→ **About this task**
Filter the entries for the string "label". Copy each line that has it.
:: Data section ::
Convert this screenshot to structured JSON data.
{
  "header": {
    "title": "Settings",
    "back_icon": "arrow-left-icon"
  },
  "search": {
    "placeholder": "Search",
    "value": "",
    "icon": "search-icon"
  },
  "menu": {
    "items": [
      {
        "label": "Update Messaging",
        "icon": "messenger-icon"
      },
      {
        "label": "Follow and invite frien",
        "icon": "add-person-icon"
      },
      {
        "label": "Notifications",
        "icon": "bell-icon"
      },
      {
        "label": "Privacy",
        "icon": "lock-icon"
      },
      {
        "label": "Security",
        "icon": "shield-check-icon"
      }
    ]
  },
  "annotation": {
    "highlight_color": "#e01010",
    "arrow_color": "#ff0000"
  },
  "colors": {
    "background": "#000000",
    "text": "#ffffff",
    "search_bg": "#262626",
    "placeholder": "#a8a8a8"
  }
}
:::
→ **Answer**
        "label": "Update Messaging",
        "label": "Follow and invite frien",
        "label": "Notifications",
        "label": "Privacy",
        "label": "Security",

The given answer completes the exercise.